“A new era of growth, development and poverty reduction”: with these words the President of the Asian Development Bank, Haruhiko Kuroda, hailed the inauguration in 2010 of the major hydroelectric project completed so far in Laos, that of the Nam Theun 2, with a capacity of 1,070 megawatts. With a warning, despite the triumphalism of the occasion, that “the importance of this project for Laotian economy should not be overestimated”. A caution still valid today.
After five years of work and a cost of over one billion euro, the plant on a tributary of the Mekong began supplying electricity to neighboring Thailand from March 2011, introducing an estimated flow into the state coffers of $2 billion over the 25 year life of the contract with a consortium that includes the Laotian government, Electricité de France and the electric company of the Thai state.
Today, the attention of the entire area and, in particular regarding concerns and pressures to stop the initiative, is focused on two initiatives. The first, the blockading of the dam of Don Sahong, of Chinese construction, intended to supply a power station of 260 megawatts in the southern province of Champassak, at the Cambodian border. Initial work continues despite the almost unanimous opposition of governments, activists and local communities. At risk are the traditional activities and the limited tourism in the area, but also the Irrawaddy dolphins, in one of the few habitats still granted them.
The even more controversial one of Xayaburi in northern Laos is in an advanced state of construction. Financed and built by the Thais, the series of dams, should allow the production of 1280 megawatts of electricity, 95% of which is destined for across the border.
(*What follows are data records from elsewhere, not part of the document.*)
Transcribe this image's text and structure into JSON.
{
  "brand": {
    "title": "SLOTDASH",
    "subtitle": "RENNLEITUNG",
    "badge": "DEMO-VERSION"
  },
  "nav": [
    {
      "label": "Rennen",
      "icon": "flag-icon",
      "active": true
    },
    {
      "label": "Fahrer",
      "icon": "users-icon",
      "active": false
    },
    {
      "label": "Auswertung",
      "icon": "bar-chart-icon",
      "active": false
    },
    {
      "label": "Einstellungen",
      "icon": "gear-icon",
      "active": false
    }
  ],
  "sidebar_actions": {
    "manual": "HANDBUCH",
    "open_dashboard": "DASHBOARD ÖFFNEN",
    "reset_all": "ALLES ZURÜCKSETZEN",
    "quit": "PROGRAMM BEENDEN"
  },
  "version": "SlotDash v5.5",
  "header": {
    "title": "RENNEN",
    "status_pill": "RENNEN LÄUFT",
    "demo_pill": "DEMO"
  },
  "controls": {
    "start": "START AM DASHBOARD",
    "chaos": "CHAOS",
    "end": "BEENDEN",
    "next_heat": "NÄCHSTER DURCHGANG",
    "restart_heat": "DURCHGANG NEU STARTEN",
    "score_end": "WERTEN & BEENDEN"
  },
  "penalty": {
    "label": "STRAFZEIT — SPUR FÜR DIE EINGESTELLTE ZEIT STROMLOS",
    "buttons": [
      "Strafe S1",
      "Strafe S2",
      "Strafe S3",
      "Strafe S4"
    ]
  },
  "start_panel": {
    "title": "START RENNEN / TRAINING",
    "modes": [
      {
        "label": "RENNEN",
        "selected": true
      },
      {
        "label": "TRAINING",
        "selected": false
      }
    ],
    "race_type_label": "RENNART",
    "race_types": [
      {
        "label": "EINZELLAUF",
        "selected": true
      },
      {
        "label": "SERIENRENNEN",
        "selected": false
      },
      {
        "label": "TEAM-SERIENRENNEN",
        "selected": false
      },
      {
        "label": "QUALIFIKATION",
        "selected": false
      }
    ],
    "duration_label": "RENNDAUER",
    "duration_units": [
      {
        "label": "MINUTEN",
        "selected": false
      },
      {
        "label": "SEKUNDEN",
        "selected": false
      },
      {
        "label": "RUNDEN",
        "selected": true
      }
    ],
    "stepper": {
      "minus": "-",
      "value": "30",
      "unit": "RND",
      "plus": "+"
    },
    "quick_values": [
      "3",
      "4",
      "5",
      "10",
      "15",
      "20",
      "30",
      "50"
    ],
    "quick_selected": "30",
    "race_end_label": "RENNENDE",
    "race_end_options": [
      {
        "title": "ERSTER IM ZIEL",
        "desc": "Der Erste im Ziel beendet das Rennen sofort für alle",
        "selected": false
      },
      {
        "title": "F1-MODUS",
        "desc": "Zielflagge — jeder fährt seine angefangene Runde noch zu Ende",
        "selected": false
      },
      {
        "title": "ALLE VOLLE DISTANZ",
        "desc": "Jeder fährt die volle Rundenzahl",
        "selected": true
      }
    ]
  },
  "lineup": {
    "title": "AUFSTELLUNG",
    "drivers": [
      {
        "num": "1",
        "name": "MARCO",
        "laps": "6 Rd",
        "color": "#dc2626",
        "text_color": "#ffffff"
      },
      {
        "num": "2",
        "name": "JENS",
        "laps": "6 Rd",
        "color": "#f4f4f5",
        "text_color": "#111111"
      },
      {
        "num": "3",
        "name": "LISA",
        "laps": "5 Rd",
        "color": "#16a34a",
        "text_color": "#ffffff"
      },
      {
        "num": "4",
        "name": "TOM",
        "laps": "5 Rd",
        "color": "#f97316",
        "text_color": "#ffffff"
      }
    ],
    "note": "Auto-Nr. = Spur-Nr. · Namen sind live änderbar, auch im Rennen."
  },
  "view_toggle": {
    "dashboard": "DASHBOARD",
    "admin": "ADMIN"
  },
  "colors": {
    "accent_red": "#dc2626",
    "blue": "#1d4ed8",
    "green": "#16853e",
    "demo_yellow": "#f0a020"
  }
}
In this case, more than 200,000 persons of the river banks will be directly affected by the work and the future operation, but the devastation to the river ecosystem would – according to opponents – be unprecedented in the region. The majority of those 11 dams on the Mekong foreseen by opponents, designed or under construction, is nine in Laos alone.
That of respect for the environment has been very refined in recent years, represented by a simple image, a ‘dam’ against excessive external influences and the conservation of their own resources and lifestyles. A dam that, in a time of increasing energy thirst and constant pressure for regional integration, is giving way. Chinese investments increase and Beijing contributes more than 30% of the international support to development. Obviously with the role of big investor and major donor, mainland China is increasingly integrating its southern regions with its neighbour. The construction of development zones on the border, of bridges, roads and railways, is also crucial to its increasingly close relations with ASEAN (Association of South-East Asia), of which Laos is part since 1997. The inauguration scheduled for the end of 2015 of the common economic area for the ten ASEAN countries, will lead to lreduced barriers of border transit for goods and people, with potential (for example regarding the acquisition of professionalism, knowledge and investments), but also the risks of an uncontrollable rapid assimilation to outside interests. Finally, an integration has been initiated without the country’s local and transnational problems (and in part also for the other members of ASEAN) having been resolved: full rights for citizens and respect for minorities, representative democracy, the production and marketing of drugs, trafficking and exploitation of human beings and respect for religious practice. (S.V.)